By Sarah Parks
This election season there has been an increase in fake news posted to social media to confuse voters and spread misinformation.
The hoaxes are often driven by partisanship as a way to intentionally sway votes.
“There is a hoax that is going around right now that you can text in your vote for Hillary, and it is completely not true,” said Mignon Fogarty, a social media professor at the University of Nevada, Reno. “If you convince people that they can vote by texting, then they don’t go to the polls and they don’t cast their real vote.”
Although fake news isn’t anything new, Fogarty believes it is becoming more sophisticated and harder to discern from real news.
“The rise of fake news isn’t just a problem for this election, I actually think that it is a danger to democracy because if you can’t agree on the facts, you can’t have an informed debate about what’s going on in our country.”

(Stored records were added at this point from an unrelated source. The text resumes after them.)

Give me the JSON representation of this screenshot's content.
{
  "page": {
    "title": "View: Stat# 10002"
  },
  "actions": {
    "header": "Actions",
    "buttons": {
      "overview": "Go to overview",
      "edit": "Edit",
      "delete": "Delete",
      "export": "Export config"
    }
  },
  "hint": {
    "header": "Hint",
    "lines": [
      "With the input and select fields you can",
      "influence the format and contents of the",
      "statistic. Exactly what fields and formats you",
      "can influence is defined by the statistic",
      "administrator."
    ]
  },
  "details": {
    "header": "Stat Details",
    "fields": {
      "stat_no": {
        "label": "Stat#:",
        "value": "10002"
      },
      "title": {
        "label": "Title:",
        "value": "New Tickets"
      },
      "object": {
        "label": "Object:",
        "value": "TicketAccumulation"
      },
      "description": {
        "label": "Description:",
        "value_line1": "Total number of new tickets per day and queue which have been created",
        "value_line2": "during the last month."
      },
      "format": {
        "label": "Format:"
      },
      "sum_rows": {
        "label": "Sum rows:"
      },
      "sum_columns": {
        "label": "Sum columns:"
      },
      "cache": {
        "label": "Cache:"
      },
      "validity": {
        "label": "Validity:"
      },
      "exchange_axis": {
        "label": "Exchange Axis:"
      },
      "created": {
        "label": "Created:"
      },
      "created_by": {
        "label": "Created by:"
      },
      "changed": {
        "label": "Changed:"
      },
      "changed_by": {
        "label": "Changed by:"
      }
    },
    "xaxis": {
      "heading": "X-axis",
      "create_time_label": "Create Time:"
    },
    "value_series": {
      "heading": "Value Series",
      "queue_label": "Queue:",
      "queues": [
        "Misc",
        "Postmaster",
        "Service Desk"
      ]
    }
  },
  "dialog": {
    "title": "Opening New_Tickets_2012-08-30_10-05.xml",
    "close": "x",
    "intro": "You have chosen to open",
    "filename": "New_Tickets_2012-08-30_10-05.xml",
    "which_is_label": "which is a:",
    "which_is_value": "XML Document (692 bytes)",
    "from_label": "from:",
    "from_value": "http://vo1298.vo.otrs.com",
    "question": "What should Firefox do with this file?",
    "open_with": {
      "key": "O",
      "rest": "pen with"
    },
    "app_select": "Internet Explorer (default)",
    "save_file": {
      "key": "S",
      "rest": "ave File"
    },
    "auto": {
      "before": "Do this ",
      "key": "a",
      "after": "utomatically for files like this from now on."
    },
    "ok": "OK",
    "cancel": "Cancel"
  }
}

Fogarty warned digital users to be careful before sharing content on social media that may not be accurate by using fact-checking websites such as Snopes.
This report was produced in collaboration with our media partner KUNR, Reno Public Radio.